Items from a data source
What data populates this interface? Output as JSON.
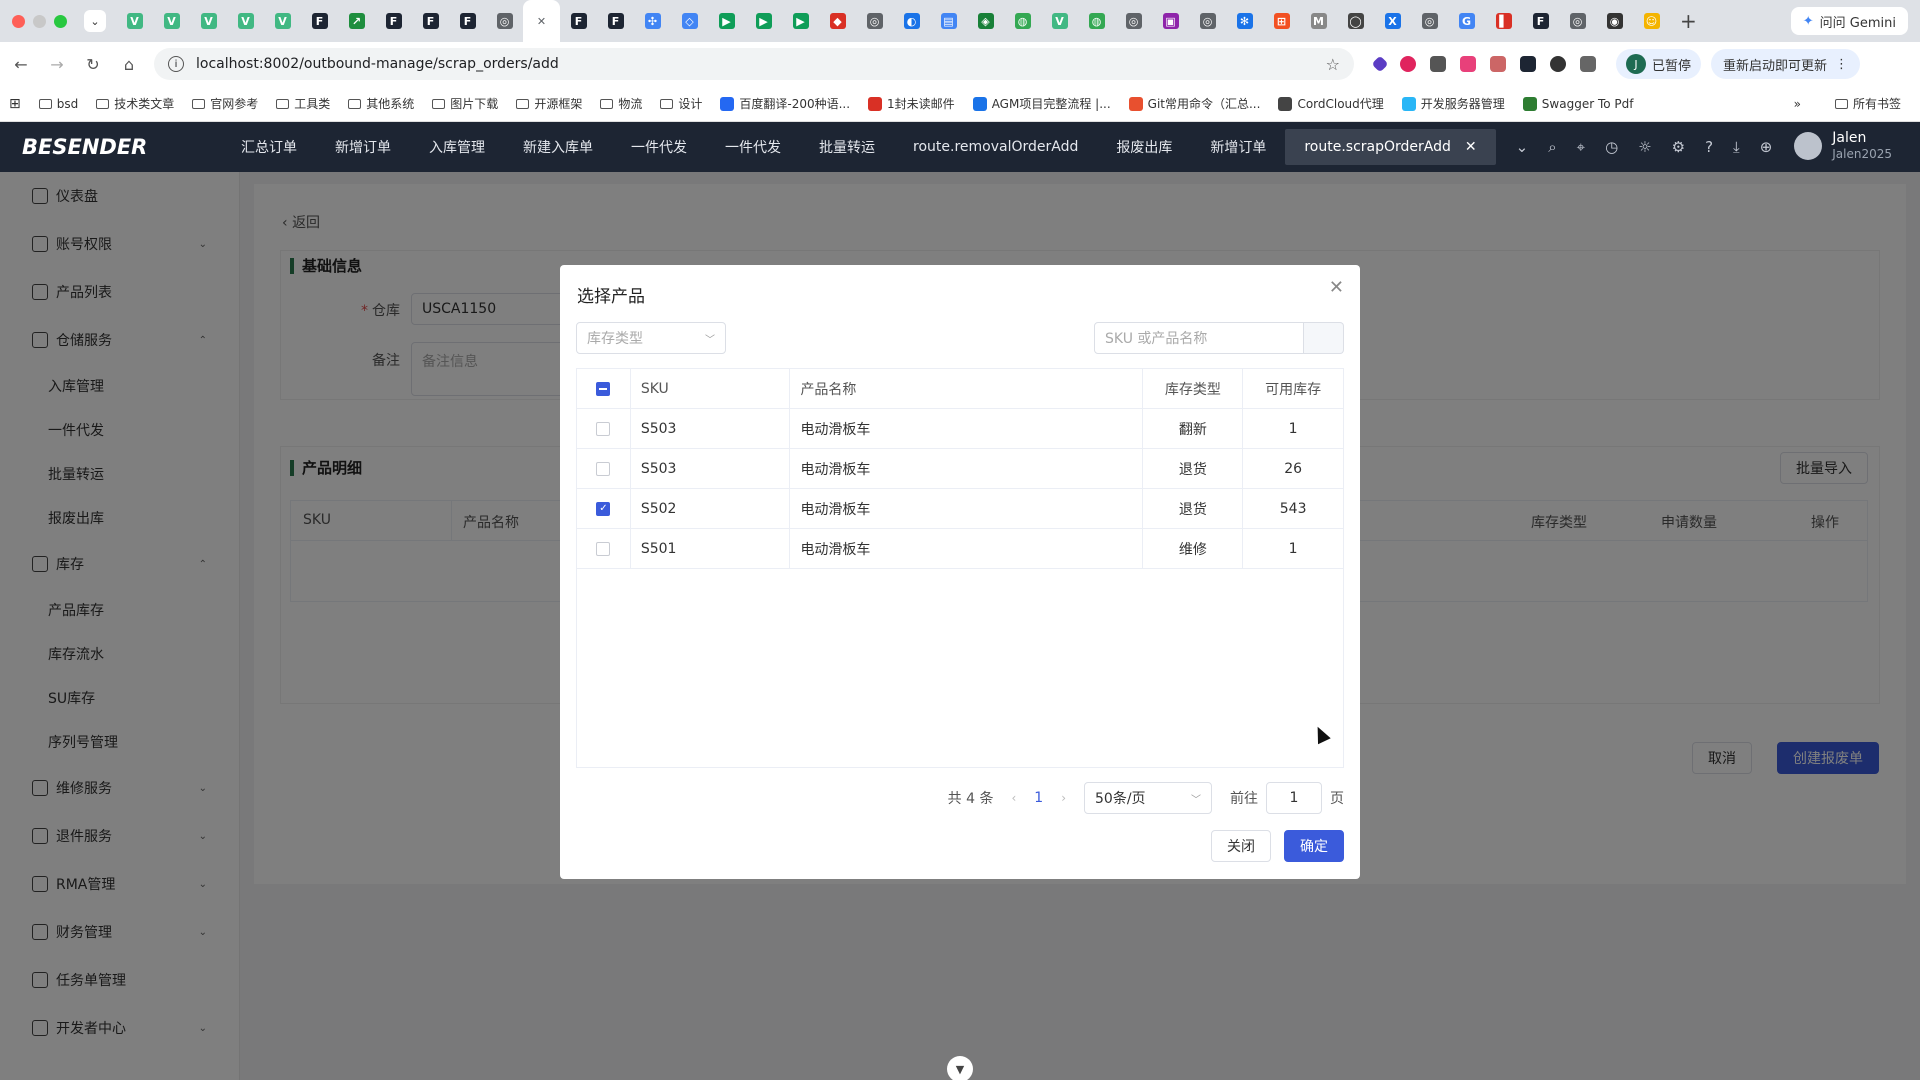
{
  "browser": {
    "gemini_label": "问问 Gemini",
    "url": "localhost:8002/outbound-manage/scrap_orders/add",
    "profile_initial": "J",
    "profile_status": "已暂停",
    "restart_label": "重新启动即可更新",
    "tab_icons": [
      {
        "name": "vue-tab-icon",
        "glyph": "V",
        "color": "#41b883"
      },
      {
        "name": "vue-tab-icon",
        "glyph": "V",
        "color": "#41b883"
      },
      {
        "name": "vue-tab-icon",
        "glyph": "V",
        "color": "#41b883"
      },
      {
        "name": "vue-tab-icon",
        "glyph": "V",
        "color": "#41b883"
      },
      {
        "name": "vue-tab-icon",
        "glyph": "V",
        "color": "#41b883"
      },
      {
        "name": "besender-tab-icon",
        "glyph": "F",
        "color": "#1d2533"
      },
      {
        "name": "chart-tab-icon",
        "glyph": "↗",
        "color": "#1e8e3e"
      },
      {
        "name": "besender-tab-icon",
        "glyph": "F",
        "color": "#1d2533"
      },
      {
        "name": "besender-tab-icon",
        "glyph": "F",
        "color": "#1d2533"
      },
      {
        "name": "besender-tab-icon",
        "glyph": "F",
        "color": "#1d2533"
      },
      {
        "name": "globe-tab-icon",
        "glyph": "◎",
        "color": "#5f6368"
      },
      {
        "name": "close-tab-icon",
        "glyph": "✕",
        "color": "#5f6368"
      },
      {
        "name": "besender-tab-icon",
        "glyph": "F",
        "color": "#1d2533"
      },
      {
        "name": "besender-tab-icon",
        "glyph": "F",
        "color": "#1d2533"
      },
      {
        "name": "network-tab-icon",
        "glyph": "✣",
        "color": "#4285f4"
      },
      {
        "name": "cube-tab-icon",
        "glyph": "◇",
        "color": "#4285f4"
      },
      {
        "name": "play-tab-icon",
        "glyph": "▶",
        "color": "#0f9d58"
      },
      {
        "name": "play-tab-icon",
        "glyph": "▶",
        "color": "#0f9d58"
      },
      {
        "name": "play-tab-icon",
        "glyph": "▶",
        "color": "#0f9d58"
      },
      {
        "name": "red-tab-icon",
        "glyph": "◆",
        "color": "#d93025"
      },
      {
        "name": "globe-tab-icon",
        "glyph": "◎",
        "color": "#5f6368"
      },
      {
        "name": "edge-tab-icon",
        "glyph": "◐",
        "color": "#1a73e8"
      },
      {
        "name": "doc-tab-icon",
        "glyph": "▤",
        "color": "#4285f4"
      },
      {
        "name": "shield-tab-icon",
        "glyph": "◈",
        "color": "#188038"
      },
      {
        "name": "leaf-tab-icon",
        "glyph": "◍",
        "color": "#34a853"
      },
      {
        "name": "vue-tab-icon",
        "glyph": "V",
        "color": "#41b883"
      },
      {
        "name": "leaf-tab-icon",
        "glyph": "◍",
        "color": "#34a853"
      },
      {
        "name": "globe-tab-icon",
        "glyph": "◎",
        "color": "#5f6368"
      },
      {
        "name": "purple-tab-icon",
        "glyph": "▣",
        "color": "#8e24aa"
      },
      {
        "name": "globe-tab-icon",
        "glyph": "◎",
        "color": "#5f6368"
      },
      {
        "name": "gear-tab-icon",
        "glyph": "✻",
        "color": "#1a73e8"
      },
      {
        "name": "microsoft-tab-icon",
        "glyph": "⊞",
        "color": "#f25022"
      },
      {
        "name": "mail-tab-icon",
        "glyph": "M",
        "color": "#888888"
      },
      {
        "name": "node-tab-icon",
        "glyph": "◯",
        "color": "#444444"
      },
      {
        "name": "x-tab-icon",
        "glyph": "X",
        "color": "#1a73e8"
      },
      {
        "name": "globe-tab-icon",
        "glyph": "◎",
        "color": "#5f6368"
      },
      {
        "name": "google-tab-icon",
        "glyph": "G",
        "color": "#4285f4"
      },
      {
        "name": "bookmark-tab-icon",
        "glyph": "▌",
        "color": "#d93025"
      },
      {
        "name": "besender-tab-icon",
        "glyph": "F",
        "color": "#1d2533"
      },
      {
        "name": "globe-tab-icon",
        "glyph": "◎",
        "color": "#5f6368"
      },
      {
        "name": "github-tab-icon",
        "glyph": "◉",
        "color": "#333333"
      },
      {
        "name": "emoji-tab-icon",
        "glyph": "☺",
        "color": "#f4b400"
      }
    ],
    "bookmarks": [
      {
        "label": "bsd",
        "icon": "folder-icon"
      },
      {
        "label": "技术类文章",
        "icon": "folder-icon"
      },
      {
        "label": "官网参考",
        "icon": "folder-icon"
      },
      {
        "label": "工具类",
        "icon": "folder-icon"
      },
      {
        "label": "其他系统",
        "icon": "folder-icon"
      },
      {
        "label": "图片下载",
        "icon": "folder-icon"
      },
      {
        "label": "开源框架",
        "icon": "folder-icon"
      },
      {
        "label": "物流",
        "icon": "folder-icon"
      },
      {
        "label": "设计",
        "icon": "folder-icon"
      },
      {
        "label": "百度翻译-200种语...",
        "icon": "translate-icon",
        "color": "#2468f2"
      },
      {
        "label": "1封未读邮件",
        "icon": "gmail-icon",
        "color": "#d93025"
      },
      {
        "label": "AGM项目完整流程 |...",
        "icon": "onenote-icon",
        "color": "#1a73e8"
      },
      {
        "label": "Git常用命令（汇总...",
        "icon": "csdn-icon",
        "color": "#e8502f"
      },
      {
        "label": "CordCloud代理",
        "icon": "cord-icon",
        "color": "#444444"
      },
      {
        "label": "开发服务器管理",
        "icon": "server-icon",
        "color": "#29b6f6"
      },
      {
        "label": "Swagger To Pdf",
        "icon": "swagger-icon",
        "color": "#2e7d32"
      }
    ],
    "all_bookmarks_label": "所有书签"
  },
  "app": {
    "logo": "BESENDER",
    "nav_tabs": [
      "汇总订单",
      "新增订单",
      "入库管理",
      "新建入库单",
      "一件代发",
      "一件代发",
      "批量转运",
      "route.removalOrderAdd",
      "报废出库",
      "新增订单"
    ],
    "active_tab": "route.scrapOrderAdd",
    "user_name": "Jalen",
    "user_account": "Jalen2025"
  },
  "sidebar": {
    "items": [
      {
        "label": "仪表盘",
        "icon": "home-icon",
        "arrow": ""
      },
      {
        "label": "账号权限",
        "icon": "user-key-icon",
        "arrow": "⌄"
      },
      {
        "label": "产品列表",
        "icon": "list-icon",
        "arrow": ""
      },
      {
        "label": "仓储服务",
        "icon": "warehouse-icon",
        "arrow": "⌃"
      },
      {
        "label": "库存",
        "icon": "inventory-icon",
        "arrow": "⌃"
      },
      {
        "label": "维修服务",
        "icon": "wrench-icon",
        "arrow": "⌄"
      },
      {
        "label": "退件服务",
        "icon": "return-icon",
        "arrow": "⌄"
      },
      {
        "label": "RMA管理",
        "icon": "lock-icon",
        "arrow": "⌄"
      },
      {
        "label": "财务管理",
        "icon": "cart-icon",
        "arrow": "⌄"
      },
      {
        "label": "任务单管理",
        "icon": "task-icon",
        "arrow": ""
      },
      {
        "label": "开发者中心",
        "icon": "api-icon",
        "arrow": "⌄"
      }
    ],
    "warehouse_sub": [
      "入库管理",
      "一件代发",
      "批量转运",
      "报废出库"
    ],
    "inventory_sub": [
      "产品库存",
      "库存流水",
      "SU库存",
      "序列号管理"
    ]
  },
  "page": {
    "back_label": "返回",
    "basic_info_title": "基础信息",
    "warehouse_label": "仓库",
    "warehouse_value": "USCA1150",
    "remark_label": "备注",
    "remark_placeholder": "备注信息",
    "detail_title": "产品明细",
    "batch_import_label": "批量导入",
    "detail_columns": [
      "SKU",
      "产品名称",
      "库存类型",
      "申请数量",
      "操作"
    ],
    "cancel_label": "取消",
    "create_label": "创建报废单"
  },
  "dialog": {
    "title": "选择产品",
    "stock_type_placeholder": "库存类型",
    "search_placeholder": "SKU 或产品名称",
    "columns": [
      "SKU",
      "产品名称",
      "库存类型",
      "可用库存"
    ],
    "rows": [
      {
        "sku": "S503",
        "name": "电动滑板车",
        "type": "翻新",
        "qty": "1",
        "checked": false
      },
      {
        "sku": "S503",
        "name": "电动滑板车",
        "type": "退货",
        "qty": "26",
        "checked": false
      },
      {
        "sku": "S502",
        "name": "电动滑板车",
        "type": "退货",
        "qty": "543",
        "checked": true
      },
      {
        "sku": "S501",
        "name": "电动滑板车",
        "type": "维修",
        "qty": "1",
        "checked": false
      }
    ],
    "total_label": "共 4 条",
    "current_page": "1",
    "page_size": "50条/页",
    "goto_label": "前往",
    "goto_value": "1",
    "page_unit": "页",
    "close_label": "关闭",
    "confirm_label": "确定"
  }
}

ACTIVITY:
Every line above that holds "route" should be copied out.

FINAL ANSWER:
      "route.removalOrderAdd",
    "active_tab": "route.scrapOrderAdd",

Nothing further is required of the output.